What you are asked to do
Each line of the records that holds "placeholder" should be shown in full.

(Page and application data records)
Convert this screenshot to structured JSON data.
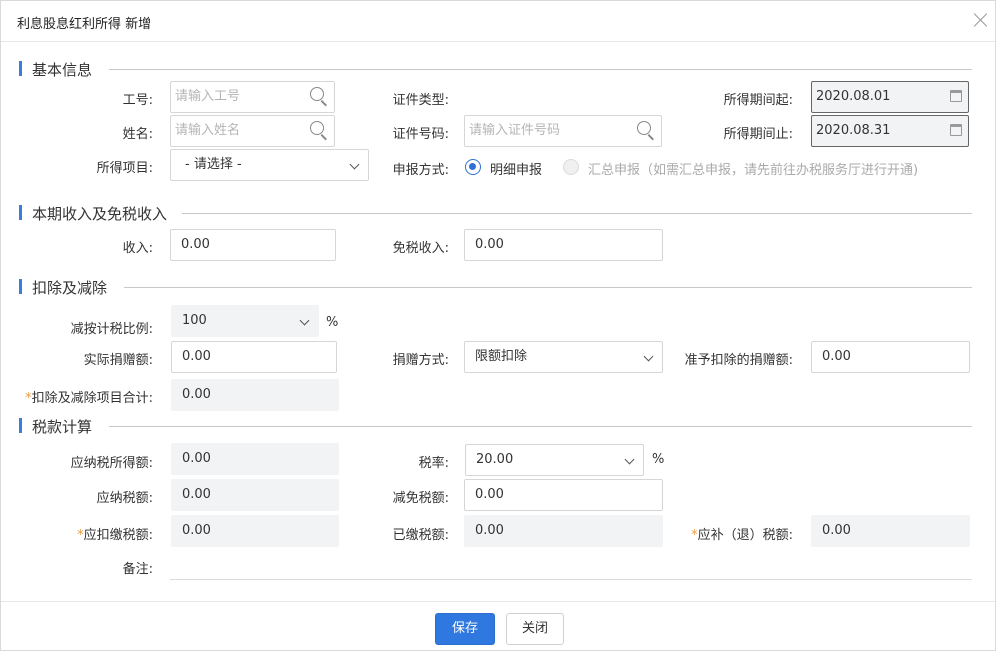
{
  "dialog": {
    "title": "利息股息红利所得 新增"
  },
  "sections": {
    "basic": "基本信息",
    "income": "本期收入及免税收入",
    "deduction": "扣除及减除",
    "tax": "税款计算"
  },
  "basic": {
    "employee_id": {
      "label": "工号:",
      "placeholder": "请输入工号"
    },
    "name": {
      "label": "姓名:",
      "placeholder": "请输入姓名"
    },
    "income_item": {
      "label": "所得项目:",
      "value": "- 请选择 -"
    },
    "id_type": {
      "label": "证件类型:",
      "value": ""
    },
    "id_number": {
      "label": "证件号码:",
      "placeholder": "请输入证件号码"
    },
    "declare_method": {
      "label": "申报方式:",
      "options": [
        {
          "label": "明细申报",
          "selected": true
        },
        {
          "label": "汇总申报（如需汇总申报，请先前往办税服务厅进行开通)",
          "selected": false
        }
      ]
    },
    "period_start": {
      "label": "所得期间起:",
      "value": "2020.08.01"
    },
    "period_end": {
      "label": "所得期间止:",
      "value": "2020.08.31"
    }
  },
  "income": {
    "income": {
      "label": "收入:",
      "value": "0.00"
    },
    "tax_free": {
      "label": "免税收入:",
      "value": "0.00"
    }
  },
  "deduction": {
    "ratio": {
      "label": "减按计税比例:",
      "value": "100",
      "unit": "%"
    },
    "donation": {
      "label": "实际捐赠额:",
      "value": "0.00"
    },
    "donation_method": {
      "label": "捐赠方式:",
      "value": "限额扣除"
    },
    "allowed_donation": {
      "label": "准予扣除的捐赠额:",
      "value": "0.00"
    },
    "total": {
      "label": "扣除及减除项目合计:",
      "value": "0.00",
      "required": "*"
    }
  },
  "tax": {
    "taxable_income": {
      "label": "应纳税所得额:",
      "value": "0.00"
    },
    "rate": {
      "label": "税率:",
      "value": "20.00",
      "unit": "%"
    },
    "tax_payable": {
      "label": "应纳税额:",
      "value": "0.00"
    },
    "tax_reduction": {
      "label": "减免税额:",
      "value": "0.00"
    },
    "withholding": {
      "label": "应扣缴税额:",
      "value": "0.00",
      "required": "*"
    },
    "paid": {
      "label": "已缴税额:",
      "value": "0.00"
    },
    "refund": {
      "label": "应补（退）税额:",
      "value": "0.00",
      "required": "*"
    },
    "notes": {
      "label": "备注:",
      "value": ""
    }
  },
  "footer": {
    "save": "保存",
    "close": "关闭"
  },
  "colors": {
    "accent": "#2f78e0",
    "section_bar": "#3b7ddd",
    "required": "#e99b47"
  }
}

Written solution
      "placeholder": "请输入工号"
      "placeholder": "请输入姓名"
      "placeholder": "请输入证件号码"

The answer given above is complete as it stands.